-- Your task --
Go through the material below and count the lines in which the word "legend" occurs; the only output is the number.

-- Recorded information --
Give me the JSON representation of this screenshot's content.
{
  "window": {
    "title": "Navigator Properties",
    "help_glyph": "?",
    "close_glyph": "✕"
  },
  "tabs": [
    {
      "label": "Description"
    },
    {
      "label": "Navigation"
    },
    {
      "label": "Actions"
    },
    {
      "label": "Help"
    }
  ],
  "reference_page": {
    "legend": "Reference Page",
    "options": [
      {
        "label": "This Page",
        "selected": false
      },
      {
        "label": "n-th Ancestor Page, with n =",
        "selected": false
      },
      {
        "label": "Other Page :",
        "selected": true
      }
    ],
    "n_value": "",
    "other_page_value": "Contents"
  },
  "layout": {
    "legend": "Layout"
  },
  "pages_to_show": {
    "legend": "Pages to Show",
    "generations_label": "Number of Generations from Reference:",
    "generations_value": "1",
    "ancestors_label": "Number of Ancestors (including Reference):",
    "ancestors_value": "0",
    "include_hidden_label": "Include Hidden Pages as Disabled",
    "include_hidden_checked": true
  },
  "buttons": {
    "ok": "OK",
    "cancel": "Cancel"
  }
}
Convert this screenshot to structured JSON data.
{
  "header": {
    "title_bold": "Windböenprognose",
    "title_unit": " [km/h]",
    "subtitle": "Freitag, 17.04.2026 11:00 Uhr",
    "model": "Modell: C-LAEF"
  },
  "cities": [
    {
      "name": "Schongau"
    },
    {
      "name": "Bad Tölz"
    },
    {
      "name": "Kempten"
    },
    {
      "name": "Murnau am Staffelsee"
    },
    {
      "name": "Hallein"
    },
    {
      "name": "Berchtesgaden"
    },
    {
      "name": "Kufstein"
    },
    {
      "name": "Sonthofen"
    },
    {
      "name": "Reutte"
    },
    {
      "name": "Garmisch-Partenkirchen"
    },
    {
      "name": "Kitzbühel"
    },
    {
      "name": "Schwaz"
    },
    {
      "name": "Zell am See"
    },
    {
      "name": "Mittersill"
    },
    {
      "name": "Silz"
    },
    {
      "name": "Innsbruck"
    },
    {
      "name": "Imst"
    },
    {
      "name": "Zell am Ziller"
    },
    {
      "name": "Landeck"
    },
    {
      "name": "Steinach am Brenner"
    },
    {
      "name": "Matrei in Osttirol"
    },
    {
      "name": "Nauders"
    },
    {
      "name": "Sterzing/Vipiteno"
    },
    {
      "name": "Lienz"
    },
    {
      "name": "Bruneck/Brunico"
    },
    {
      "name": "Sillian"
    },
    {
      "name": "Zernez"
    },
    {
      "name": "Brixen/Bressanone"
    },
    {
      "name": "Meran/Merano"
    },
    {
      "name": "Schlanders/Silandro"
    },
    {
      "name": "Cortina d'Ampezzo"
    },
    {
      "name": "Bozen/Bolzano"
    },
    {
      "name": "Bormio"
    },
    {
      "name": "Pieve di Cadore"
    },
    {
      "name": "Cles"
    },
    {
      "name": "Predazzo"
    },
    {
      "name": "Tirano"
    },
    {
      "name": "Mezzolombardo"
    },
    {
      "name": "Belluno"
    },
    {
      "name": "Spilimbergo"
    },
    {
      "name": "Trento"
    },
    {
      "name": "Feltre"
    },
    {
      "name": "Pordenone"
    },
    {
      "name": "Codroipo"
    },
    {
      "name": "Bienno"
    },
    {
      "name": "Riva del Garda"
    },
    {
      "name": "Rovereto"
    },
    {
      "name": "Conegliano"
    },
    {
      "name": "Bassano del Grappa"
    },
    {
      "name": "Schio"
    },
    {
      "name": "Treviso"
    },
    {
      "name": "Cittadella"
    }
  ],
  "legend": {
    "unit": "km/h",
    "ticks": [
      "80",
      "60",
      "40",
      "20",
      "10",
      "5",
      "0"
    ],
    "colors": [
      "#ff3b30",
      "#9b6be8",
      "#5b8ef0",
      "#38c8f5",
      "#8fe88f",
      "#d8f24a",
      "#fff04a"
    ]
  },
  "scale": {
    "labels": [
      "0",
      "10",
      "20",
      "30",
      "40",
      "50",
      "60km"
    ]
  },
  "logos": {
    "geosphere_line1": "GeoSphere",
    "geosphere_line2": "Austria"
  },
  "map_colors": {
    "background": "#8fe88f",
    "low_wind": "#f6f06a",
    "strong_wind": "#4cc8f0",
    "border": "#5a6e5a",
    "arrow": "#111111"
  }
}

-- The completed task --
4